Repeat back the listing below, word for word and in full.
###
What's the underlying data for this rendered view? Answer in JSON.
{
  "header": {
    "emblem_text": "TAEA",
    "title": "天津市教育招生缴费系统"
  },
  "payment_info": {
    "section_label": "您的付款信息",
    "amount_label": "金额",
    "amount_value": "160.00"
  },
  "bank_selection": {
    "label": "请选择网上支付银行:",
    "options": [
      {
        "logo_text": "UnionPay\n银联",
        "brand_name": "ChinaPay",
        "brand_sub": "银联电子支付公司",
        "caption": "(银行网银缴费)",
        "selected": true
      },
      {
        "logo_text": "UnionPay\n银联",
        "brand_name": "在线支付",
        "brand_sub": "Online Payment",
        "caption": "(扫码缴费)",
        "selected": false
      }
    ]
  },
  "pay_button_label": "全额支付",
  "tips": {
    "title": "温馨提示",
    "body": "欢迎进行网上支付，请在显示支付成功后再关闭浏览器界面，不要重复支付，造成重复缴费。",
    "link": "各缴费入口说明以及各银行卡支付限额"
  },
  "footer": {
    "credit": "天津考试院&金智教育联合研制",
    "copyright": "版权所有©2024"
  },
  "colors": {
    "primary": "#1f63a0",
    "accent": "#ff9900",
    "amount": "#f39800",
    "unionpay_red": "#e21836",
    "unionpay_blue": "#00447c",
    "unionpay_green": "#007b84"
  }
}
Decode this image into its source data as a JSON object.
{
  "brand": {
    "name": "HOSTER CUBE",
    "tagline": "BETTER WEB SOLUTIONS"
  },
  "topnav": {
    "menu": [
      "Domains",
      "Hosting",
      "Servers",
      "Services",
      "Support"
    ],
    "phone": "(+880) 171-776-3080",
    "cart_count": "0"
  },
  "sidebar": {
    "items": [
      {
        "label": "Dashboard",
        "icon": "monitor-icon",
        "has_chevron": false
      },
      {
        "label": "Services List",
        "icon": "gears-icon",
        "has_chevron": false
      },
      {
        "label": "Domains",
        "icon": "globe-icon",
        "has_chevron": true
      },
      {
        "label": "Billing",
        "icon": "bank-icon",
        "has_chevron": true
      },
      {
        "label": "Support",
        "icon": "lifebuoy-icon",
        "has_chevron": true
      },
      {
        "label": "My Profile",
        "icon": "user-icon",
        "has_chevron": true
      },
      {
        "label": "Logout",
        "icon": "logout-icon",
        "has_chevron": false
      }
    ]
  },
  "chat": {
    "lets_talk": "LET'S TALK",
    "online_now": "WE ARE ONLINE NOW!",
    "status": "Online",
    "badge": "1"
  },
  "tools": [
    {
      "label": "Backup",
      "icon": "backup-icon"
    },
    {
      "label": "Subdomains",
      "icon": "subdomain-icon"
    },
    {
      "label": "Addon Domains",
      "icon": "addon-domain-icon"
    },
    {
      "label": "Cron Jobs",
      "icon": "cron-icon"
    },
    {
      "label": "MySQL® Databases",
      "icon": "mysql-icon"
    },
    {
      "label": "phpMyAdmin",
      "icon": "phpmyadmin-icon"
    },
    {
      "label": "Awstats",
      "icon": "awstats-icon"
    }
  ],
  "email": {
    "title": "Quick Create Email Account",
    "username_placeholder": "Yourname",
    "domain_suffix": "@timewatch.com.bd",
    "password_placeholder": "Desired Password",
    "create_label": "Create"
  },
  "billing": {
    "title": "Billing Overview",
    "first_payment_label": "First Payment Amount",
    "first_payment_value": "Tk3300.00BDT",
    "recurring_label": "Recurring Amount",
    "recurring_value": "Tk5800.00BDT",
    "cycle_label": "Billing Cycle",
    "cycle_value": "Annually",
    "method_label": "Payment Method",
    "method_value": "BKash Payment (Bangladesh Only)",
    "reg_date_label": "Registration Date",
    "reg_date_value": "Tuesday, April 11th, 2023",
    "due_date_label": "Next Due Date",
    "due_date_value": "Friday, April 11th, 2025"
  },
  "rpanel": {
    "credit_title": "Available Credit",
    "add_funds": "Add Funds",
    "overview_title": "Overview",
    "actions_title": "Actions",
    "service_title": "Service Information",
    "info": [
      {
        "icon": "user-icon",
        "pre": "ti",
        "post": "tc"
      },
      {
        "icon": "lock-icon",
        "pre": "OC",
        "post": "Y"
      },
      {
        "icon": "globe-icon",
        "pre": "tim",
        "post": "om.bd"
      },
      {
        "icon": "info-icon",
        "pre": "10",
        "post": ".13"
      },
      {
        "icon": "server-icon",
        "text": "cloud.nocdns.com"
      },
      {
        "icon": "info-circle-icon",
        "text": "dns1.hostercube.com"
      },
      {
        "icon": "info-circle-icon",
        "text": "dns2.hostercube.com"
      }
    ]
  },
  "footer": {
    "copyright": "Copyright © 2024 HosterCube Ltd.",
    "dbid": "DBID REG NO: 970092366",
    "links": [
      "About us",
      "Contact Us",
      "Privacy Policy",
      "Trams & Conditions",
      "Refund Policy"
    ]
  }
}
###
Solution to this problem:
What's the underlying data for this rendered view? Answer in JSON.
{
  "header": {
    "emblem_text": "TAEA",
    "title": "天津市教育招生缴费系统"
  },
  "payment_info": {
    "section_label": "您的付款信息",
    "amount_label": "金额",
    "amount_value": "160.00"
  },
  "bank_selection": {
    "label": "请选择网上支付银行:",
    "options": [
      {
        "logo_text": "UnionPay\n银联",
        "brand_name": "ChinaPay",
        "brand_sub": "银联电子支付公司",
        "caption": "(银行网银缴费)",
        "selected": true
      },
      {
        "logo_text": "UnionPay\n银联",
        "brand_name": "在线支付",
        "brand_sub": "Online Payment",
        "caption": "(扫码缴费)",
        "selected": false
      }
    ]
  },
  "pay_button_label": "全额支付",
  "tips": {
    "title": "温馨提示",
    "body": "欢迎进行网上支付，请在显示支付成功后再关闭浏览器界面，不要重复支付，造成重复缴费。",
    "link": "各缴费入口说明以及各银行卡支付限额"
  },
  "footer": {
    "credit": "天津考试院&金智教育联合研制",
    "copyright": "版权所有©2024"
  },
  "colors": {
    "primary": "#1f63a0",
    "accent": "#ff9900",
    "amount": "#f39800",
    "unionpay_red": "#e21836",
    "unionpay_blue": "#00447c",
    "unionpay_green": "#007b84"
  }
}
Decode this image into its source data as a JSON object.
{
  "brand": {
    "name": "HOSTER CUBE",
    "tagline": "BETTER WEB SOLUTIONS"
  },
  "topnav": {
    "menu": [
      "Domains",
      "Hosting",
      "Servers",
      "Services",
      "Support"
    ],
    "phone": "(+880) 171-776-3080",
    "cart_count": "0"
  },
  "sidebar": {
    "items": [
      {
        "label": "Dashboard",
        "icon": "monitor-icon",
        "has_chevron": false
      },
      {
        "label": "Services List",
        "icon": "gears-icon",
        "has_chevron": false
      },
      {
        "label": "Domains",
        "icon": "globe-icon",
        "has_chevron": true
      },
      {
        "label": "Billing",
        "icon": "bank-icon",
        "has_chevron": true
      },
      {
        "label": "Support",
        "icon": "lifebuoy-icon",
        "has_chevron": true
      },
      {
        "label": "My Profile",
        "icon": "user-icon",
        "has_chevron": true
      },
      {
        "label": "Logout",
        "icon": "logout-icon",
        "has_chevron": false
      }
    ]
  },
  "chat": {
    "lets_talk": "LET'S TALK",
    "online_now": "WE ARE ONLINE NOW!",
    "status": "Online",
    "badge": "1"
  },
  "tools": [
    {
      "label": "Backup",
      "icon": "backup-icon"
    },
    {
      "label": "Subdomains",
      "icon": "subdomain-icon"
    },
    {
      "label": "Addon Domains",
      "icon": "addon-domain-icon"
    },
    {
      "label": "Cron Jobs",
      "icon": "cron-icon"
    },
    {
      "label": "MySQL® Databases",
      "icon": "mysql-icon"
    },
    {
      "label": "phpMyAdmin",
      "icon": "phpmyadmin-icon"
    },
    {
      "label": "Awstats",
      "icon": "awstats-icon"
    }
  ],
  "email": {
    "title": "Quick Create Email Account",
    "username_placeholder": "Yourname",
    "domain_suffix": "@timewatch.com.bd",
    "password_placeholder": "Desired Password",
    "create_label": "Create"
  },
  "billing": {
    "title": "Billing Overview",
    "first_payment_label": "First Payment Amount",
    "first_payment_value": "Tk3300.00BDT",
    "recurring_label": "Recurring Amount",
    "recurring_value": "Tk5800.00BDT",
    "cycle_label": "Billing Cycle",
    "cycle_value": "Annually",
    "method_label": "Payment Method",
    "method_value": "BKash Payment (Bangladesh Only)",
    "reg_date_label": "Registration Date",
    "reg_date_value": "Tuesday, April 11th, 2023",
    "due_date_label": "Next Due Date",
    "due_date_value": "Friday, April 11th, 2025"
  },
  "rpanel": {
    "credit_title": "Available Credit",
    "add_funds": "Add Funds",
    "overview_title": "Overview",
    "actions_title": "Actions",
    "service_title": "Service Information",
    "info": [
      {
        "icon": "user-icon",
        "pre": "ti",
        "post": "tc"
      },
      {
        "icon": "lock-icon",
        "pre": "OC",
        "post": "Y"
      },
      {
        "icon": "globe-icon",
        "pre": "tim",
        "post": "om.bd"
      },
      {
        "icon": "info-icon",
        "pre": "10",
        "post": ".13"
      },
      {
        "icon": "server-icon",
        "text": "cloud.nocdns.com"
      },
      {
        "icon": "info-circle-icon",
        "text": "dns1.hostercube.com"
      },
      {
        "icon": "info-circle-icon",
        "text": "dns2.hostercube.com"
      }
    ]
  },
  "footer": {
    "copyright": "Copyright © 2024 HosterCube Ltd.",
    "dbid": "DBID REG NO: 970092366",
    "links": [
      "About us",
      "Contact Us",
      "Privacy Policy",
      "Trams & Conditions",
      "Refund Policy"
    ]
  }
}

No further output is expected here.